  22. Emma Newman says:

    Absolutely spot on – and this applies to everything in ourlives, I feel. A critical component of my writing process is giving myself complete permission to write a rubbish first draft. The kind of thinking you describe here, the “but I have to do it perfectly and make all the right decisions the first time” is a perfect path to writer’s block, as well as entrepreneurs block.

    Perhaps all business decisions should be seen as first drafts are for writers; finding the right place in the river to pan for gold.Picking a spot and just trying it out is the first step. Then you can find the nuggets later, or move on. But standing there fretting doesn’t get anything done…

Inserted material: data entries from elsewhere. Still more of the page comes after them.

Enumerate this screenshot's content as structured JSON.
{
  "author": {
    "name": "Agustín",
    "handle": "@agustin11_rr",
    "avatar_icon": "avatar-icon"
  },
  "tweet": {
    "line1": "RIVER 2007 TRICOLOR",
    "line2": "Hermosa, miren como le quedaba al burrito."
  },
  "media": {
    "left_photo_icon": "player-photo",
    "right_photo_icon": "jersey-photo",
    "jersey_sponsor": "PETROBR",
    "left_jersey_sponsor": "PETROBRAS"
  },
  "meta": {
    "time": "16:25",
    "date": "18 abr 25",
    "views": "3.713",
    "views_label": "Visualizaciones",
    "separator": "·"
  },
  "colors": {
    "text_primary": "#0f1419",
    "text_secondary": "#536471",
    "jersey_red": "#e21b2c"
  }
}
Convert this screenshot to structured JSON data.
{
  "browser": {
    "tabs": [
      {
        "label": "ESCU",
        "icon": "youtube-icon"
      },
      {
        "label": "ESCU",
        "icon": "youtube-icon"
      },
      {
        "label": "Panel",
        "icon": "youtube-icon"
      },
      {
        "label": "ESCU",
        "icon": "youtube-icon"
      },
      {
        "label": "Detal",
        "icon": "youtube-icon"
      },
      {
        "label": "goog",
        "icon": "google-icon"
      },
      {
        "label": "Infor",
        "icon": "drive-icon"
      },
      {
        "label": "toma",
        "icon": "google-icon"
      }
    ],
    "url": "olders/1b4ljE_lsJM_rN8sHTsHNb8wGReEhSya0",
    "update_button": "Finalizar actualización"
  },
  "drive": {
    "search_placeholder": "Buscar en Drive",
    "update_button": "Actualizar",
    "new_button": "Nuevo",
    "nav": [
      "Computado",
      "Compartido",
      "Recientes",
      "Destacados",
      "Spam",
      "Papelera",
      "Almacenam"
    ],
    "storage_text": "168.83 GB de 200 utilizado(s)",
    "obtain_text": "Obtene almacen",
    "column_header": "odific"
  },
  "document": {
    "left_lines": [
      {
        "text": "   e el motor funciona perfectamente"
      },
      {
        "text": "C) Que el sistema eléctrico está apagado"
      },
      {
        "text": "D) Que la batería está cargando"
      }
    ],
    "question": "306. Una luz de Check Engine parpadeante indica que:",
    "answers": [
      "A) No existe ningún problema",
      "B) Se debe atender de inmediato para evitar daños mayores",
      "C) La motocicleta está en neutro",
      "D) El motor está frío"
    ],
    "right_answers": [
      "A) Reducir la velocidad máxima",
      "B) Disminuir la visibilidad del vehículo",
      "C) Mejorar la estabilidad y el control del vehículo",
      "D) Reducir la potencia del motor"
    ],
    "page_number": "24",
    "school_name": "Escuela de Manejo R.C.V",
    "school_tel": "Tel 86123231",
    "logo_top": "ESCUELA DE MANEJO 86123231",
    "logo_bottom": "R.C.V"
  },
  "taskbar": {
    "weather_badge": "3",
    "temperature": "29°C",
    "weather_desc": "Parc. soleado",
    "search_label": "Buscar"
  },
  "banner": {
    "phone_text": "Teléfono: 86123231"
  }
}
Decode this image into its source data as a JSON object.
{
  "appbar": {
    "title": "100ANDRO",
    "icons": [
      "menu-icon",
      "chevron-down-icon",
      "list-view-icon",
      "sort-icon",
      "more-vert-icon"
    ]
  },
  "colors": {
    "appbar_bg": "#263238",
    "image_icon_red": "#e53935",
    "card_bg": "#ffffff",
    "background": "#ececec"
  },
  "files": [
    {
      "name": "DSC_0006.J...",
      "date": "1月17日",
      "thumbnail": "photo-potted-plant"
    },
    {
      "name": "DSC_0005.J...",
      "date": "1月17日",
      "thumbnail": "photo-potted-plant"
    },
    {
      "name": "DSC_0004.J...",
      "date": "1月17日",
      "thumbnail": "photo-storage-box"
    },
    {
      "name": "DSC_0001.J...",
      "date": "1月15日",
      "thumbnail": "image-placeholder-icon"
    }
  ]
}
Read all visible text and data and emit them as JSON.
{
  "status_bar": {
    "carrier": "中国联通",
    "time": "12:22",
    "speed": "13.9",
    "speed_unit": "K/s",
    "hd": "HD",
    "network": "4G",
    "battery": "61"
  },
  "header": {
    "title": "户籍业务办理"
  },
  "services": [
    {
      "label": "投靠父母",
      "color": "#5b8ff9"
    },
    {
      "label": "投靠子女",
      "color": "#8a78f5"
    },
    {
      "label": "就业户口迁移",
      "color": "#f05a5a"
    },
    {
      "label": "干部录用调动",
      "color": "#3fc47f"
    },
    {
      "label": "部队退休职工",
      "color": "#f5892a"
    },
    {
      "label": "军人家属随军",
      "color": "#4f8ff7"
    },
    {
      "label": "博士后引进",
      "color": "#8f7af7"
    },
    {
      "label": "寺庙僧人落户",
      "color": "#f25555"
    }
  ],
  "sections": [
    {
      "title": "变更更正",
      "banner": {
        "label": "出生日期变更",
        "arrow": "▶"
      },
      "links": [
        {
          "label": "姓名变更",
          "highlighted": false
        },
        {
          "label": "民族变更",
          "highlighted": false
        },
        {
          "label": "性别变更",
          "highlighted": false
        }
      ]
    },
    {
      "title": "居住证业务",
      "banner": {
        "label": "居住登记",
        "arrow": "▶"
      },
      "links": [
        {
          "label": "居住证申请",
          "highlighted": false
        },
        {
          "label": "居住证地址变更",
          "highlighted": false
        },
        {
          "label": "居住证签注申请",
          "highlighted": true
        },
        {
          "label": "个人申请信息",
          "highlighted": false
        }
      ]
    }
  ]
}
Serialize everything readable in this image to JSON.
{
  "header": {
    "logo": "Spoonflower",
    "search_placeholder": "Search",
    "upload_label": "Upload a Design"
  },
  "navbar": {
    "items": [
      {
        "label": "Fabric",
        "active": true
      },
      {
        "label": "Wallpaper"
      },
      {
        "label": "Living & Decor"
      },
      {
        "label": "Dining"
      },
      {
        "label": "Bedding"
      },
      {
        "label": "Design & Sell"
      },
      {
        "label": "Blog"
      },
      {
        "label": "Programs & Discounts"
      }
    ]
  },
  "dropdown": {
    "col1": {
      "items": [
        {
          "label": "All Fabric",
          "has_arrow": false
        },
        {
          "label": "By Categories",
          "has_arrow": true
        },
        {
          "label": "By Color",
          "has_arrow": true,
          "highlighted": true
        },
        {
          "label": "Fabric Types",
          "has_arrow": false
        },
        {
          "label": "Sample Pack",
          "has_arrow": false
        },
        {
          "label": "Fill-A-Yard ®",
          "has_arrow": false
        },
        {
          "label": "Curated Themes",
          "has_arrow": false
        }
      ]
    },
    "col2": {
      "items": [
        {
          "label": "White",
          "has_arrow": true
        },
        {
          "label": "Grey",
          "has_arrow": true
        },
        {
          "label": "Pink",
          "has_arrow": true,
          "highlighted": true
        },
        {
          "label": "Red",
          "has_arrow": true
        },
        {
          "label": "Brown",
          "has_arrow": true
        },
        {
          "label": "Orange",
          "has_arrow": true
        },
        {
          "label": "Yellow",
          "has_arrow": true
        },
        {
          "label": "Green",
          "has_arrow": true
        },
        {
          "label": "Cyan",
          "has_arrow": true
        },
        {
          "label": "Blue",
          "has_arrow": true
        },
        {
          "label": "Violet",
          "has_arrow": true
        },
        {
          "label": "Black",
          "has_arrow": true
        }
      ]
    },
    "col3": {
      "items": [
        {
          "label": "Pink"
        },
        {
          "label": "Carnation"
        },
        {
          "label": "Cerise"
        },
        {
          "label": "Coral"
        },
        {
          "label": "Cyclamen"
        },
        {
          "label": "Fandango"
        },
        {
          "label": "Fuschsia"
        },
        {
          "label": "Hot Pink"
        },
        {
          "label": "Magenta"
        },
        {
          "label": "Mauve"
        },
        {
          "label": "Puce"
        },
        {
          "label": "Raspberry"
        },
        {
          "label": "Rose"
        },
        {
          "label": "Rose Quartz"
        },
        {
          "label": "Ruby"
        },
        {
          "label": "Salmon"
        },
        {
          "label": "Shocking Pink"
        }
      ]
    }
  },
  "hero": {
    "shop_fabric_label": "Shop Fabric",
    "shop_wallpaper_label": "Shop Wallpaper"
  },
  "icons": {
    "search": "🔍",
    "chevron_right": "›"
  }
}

  23. Shann says:

    As a recovering ‘all or nothing’ entrepreneur, I appreciate your reminder to switch gears when needed and RELAX. Cheers!

  24. Agata says:

    As we know trying means accepting the fact that we have a good chance we’ll fail. And I guess if we treat failure just as ‘part of the process’ it will not depress us that much.

  25. They say you have to see the world in shades of grey, not black and white. Totally agree with the “If it doesn’t work, change it”

  26. Tammy Burke says:

    Pam –

    Love this! It’s so natural to fight to get things “just right”, but it can kill momentum when you spend too much time playing without seeing results. Thanks for sharing!

  27. Michelle says:

    Hi Pam, this post is just what I needed to hear tonight! ! I love the imagery of “taking a wrong turn without your guidebook.” What a great way to remind us that running a business is a journey.

    Do you supose that all-or-nothing thinking is our lizard brain getting the better of us?

  28. Renita says:

    This is such comforting advice, Pam. It’s what I tell my individual coaching clients with regard to bouncing back from setbacks and yet, I was taking an all-or-nothing approach towards my own business (especially in choosing a URL!). Iteration is the name of the game… 🙂

    p.s. I too am psyched that I took advantage of 1:1 coaching with you.

  29. Sarah Cooper says:

    Hi Pam
    Loved your post as I certainly felt a lot of pressure to niche, which resulted in my niching too narrowly at one stage (lifestyle businesses). I hated feeling like I was excluding others I’d really like to work with who didn’t fit this tight description.

    So I opened it up again (creative and socially-minded people currently in traditional careers with no outlet for their passions) and feel so much better!

    And phasing out the one-to-one – well I am so glad I snuck in there with you last year! Hurry up everyone before you lose your chance!!!